- [WHAT IS REQUIRED]: Give all of the listing again word for word, with images excluded.

- [INPUT MATERIAL]:

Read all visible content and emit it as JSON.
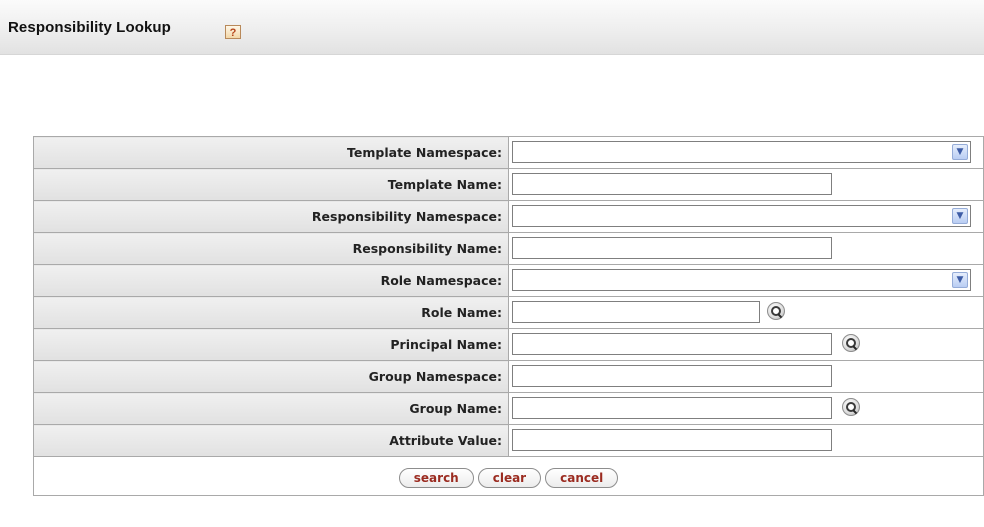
{
  "header": {
    "title": "Responsibility Lookup",
    "help_icon": "help-icon",
    "help_glyph": "?"
  },
  "form": {
    "fields": [
      {
        "label": "Template Namespace:",
        "type": "select",
        "value": ""
      },
      {
        "label": "Template Name:",
        "type": "text",
        "value": ""
      },
      {
        "label": "Responsibility Namespace:",
        "type": "select",
        "value": ""
      },
      {
        "label": "Responsibility Name:",
        "type": "text",
        "value": ""
      },
      {
        "label": "Role Namespace:",
        "type": "select",
        "value": ""
      },
      {
        "label": "Role Name:",
        "type": "text",
        "value": "",
        "lookup": true
      },
      {
        "label": "Principal Name:",
        "type": "text",
        "value": "",
        "lookup": true
      },
      {
        "label": "Group Namespace:",
        "type": "text",
        "value": ""
      },
      {
        "label": "Group Name:",
        "type": "text",
        "value": "",
        "lookup": true
      },
      {
        "label": "Attribute Value:",
        "type": "text",
        "value": ""
      }
    ]
  },
  "buttons": {
    "search": "search",
    "clear": "clear",
    "cancel": "cancel"
  },
  "colors": {
    "button_text": "#9b2b20",
    "label_bg": "#e6e6e6"
  }
}
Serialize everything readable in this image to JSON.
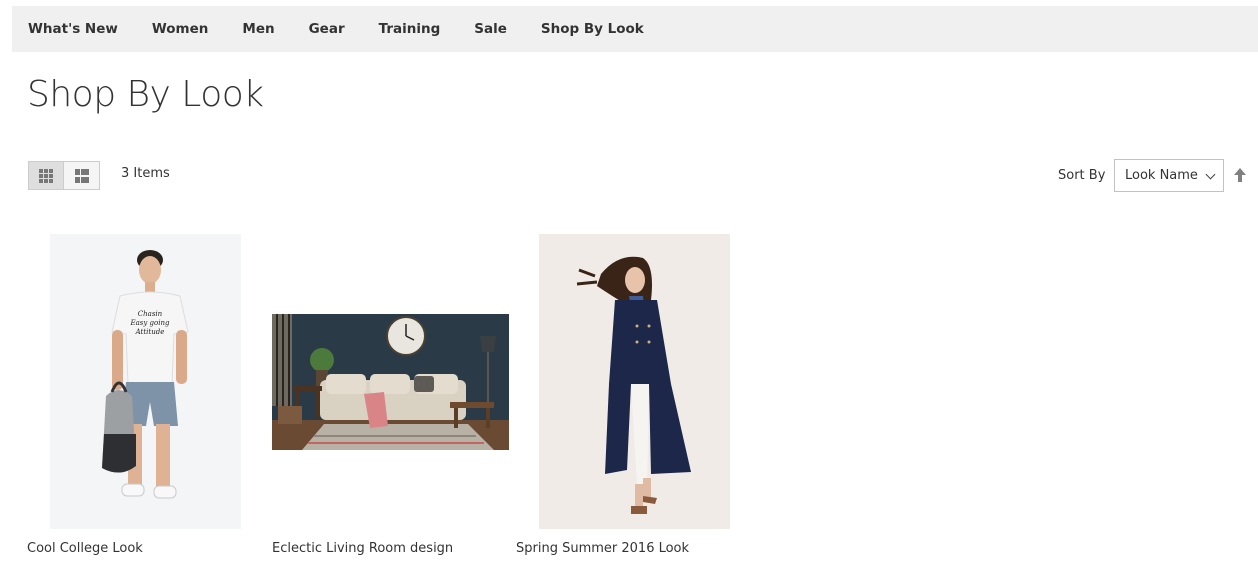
{
  "nav": {
    "items": [
      {
        "label": "What's New"
      },
      {
        "label": "Women"
      },
      {
        "label": "Men"
      },
      {
        "label": "Gear"
      },
      {
        "label": "Training"
      },
      {
        "label": "Sale"
      },
      {
        "label": "Shop By Look"
      }
    ]
  },
  "page": {
    "title": "Shop By Look"
  },
  "toolbar": {
    "view_modes": [
      "grid-icon",
      "list-icon"
    ],
    "active_view": "grid",
    "items_count": "3 Items",
    "sort_label": "Sort By",
    "sort_selected": "Look Name",
    "sort_direction": "ascending"
  },
  "looks": [
    {
      "name": "Cool College Look",
      "image": "man-with-backpack-photo"
    },
    {
      "name": "Eclectic Living Room design",
      "image": "living-room-photo"
    },
    {
      "name": "Spring Summer 2016 Look",
      "image": "woman-in-navy-coat-photo"
    }
  ]
}
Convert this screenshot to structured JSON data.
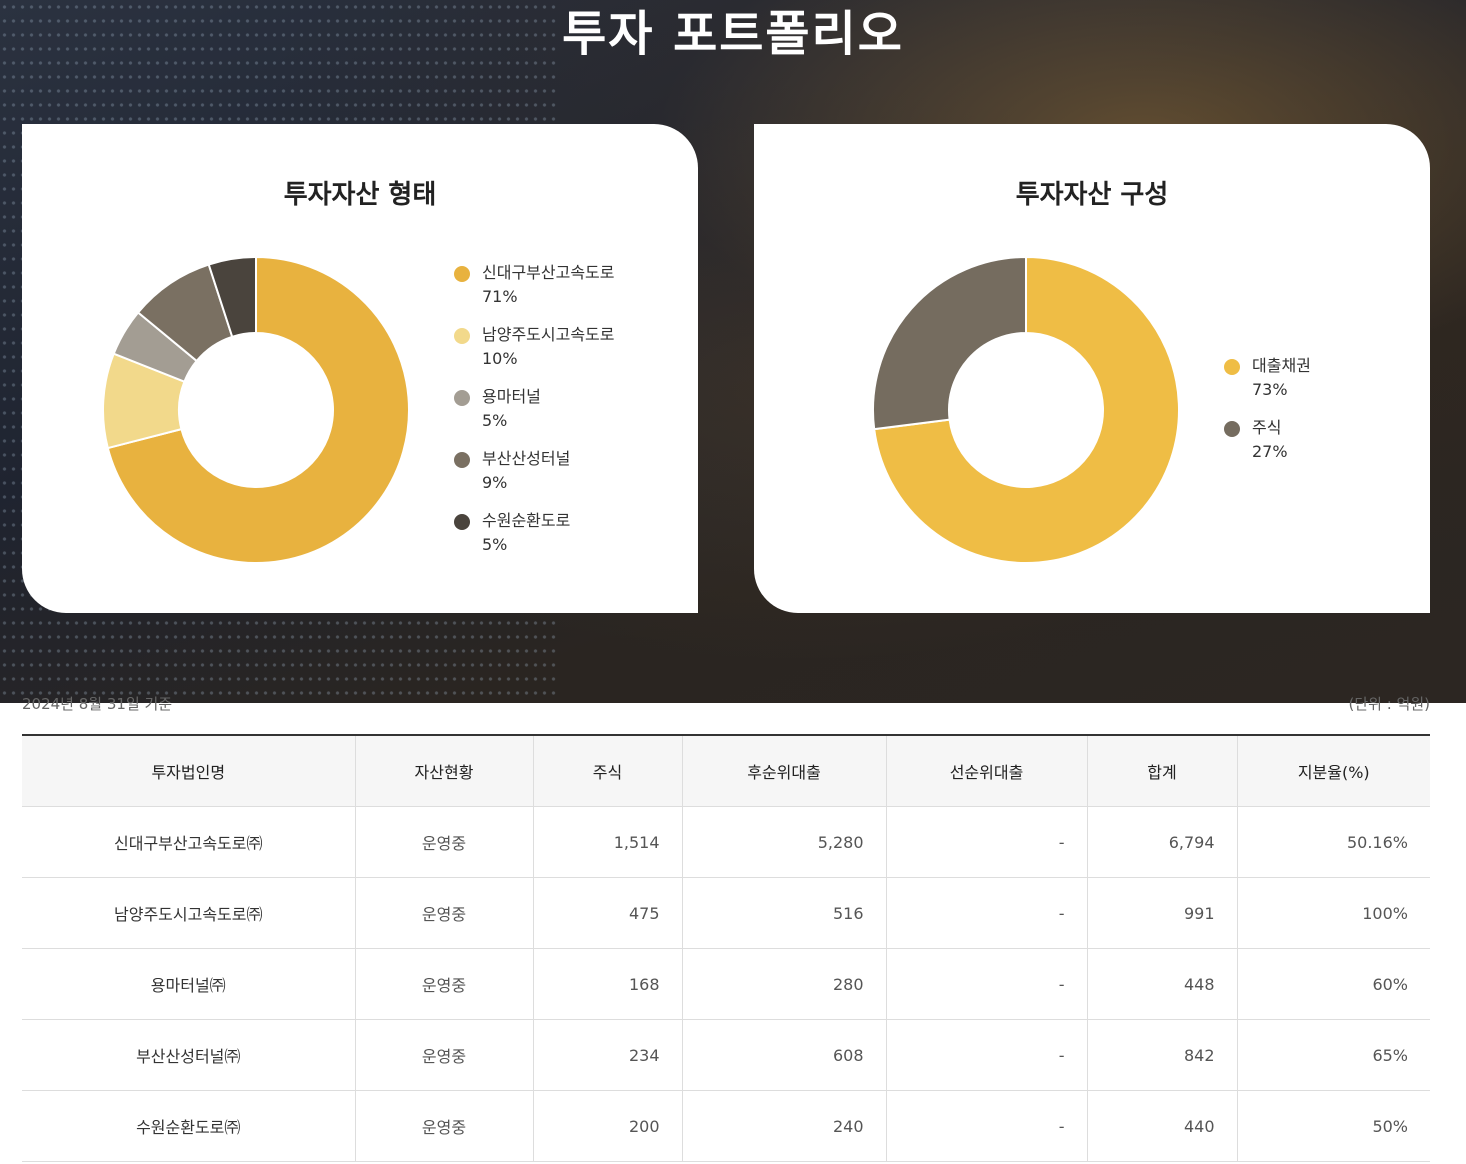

- [RESPONSE TO THIS TASK]:
Read all visible content and emit it as JSON.
{
  "header": {
    "title": "Responsibility Lookup",
    "help_icon": "help-icon",
    "help_glyph": "?"
  },
  "form": {
    "fields": [
      {
        "label": "Template Namespace:",
        "type": "select",
        "value": ""
      },
      {
        "label": "Template Name:",
        "type": "text",
        "value": ""
      },
      {
        "label": "Responsibility Namespace:",
        "type": "select",
        "value": ""
      },
      {
        "label": "Responsibility Name:",
        "type": "text",
        "value": ""
      },
      {
        "label": "Role Namespace:",
        "type": "select",
        "value": ""
      },
      {
        "label": "Role Name:",
        "type": "text",
        "value": "",
        "lookup": true
      },
      {
        "label": "Principal Name:",
        "type": "text",
        "value": "",
        "lookup": true
      },
      {
        "label": "Group Namespace:",
        "type": "text",
        "value": ""
      },
      {
        "label": "Group Name:",
        "type": "text",
        "value": "",
        "lookup": true
      },
      {
        "label": "Attribute Value:",
        "type": "text",
        "value": ""
      }
    ]
  },
  "buttons": {
    "search": "search",
    "clear": "clear",
    "cancel": "cancel"
  },
  "colors": {
    "button_text": "#9b2b20",
    "label_bg": "#e6e6e6"
  }
}
Serialize everything readable in this image to JSON.
{
  "nav": {
    "items": [
      {
        "label": "What's New"
      },
      {
        "label": "Women"
      },
      {
        "label": "Men"
      },
      {
        "label": "Gear"
      },
      {
        "label": "Training"
      },
      {
        "label": "Sale"
      },
      {
        "label": "Shop By Look"
      }
    ]
  },
  "page": {
    "title": "Shop By Look"
  },
  "toolbar": {
    "view_modes": [
      "grid-icon",
      "list-icon"
    ],
    "active_view": "grid",
    "items_count": "3 Items",
    "sort_label": "Sort By",
    "sort_selected": "Look Name",
    "sort_direction": "ascending"
  },
  "looks": [
    {
      "name": "Cool College Look",
      "image": "man-with-backpack-photo"
    },
    {
      "name": "Eclectic Living Room design",
      "image": "living-room-photo"
    },
    {
      "name": "Spring Summer 2016 Look",
      "image": "woman-in-navy-coat-photo"
    }
  ]
}
Convert this screenshot to structured JSON data.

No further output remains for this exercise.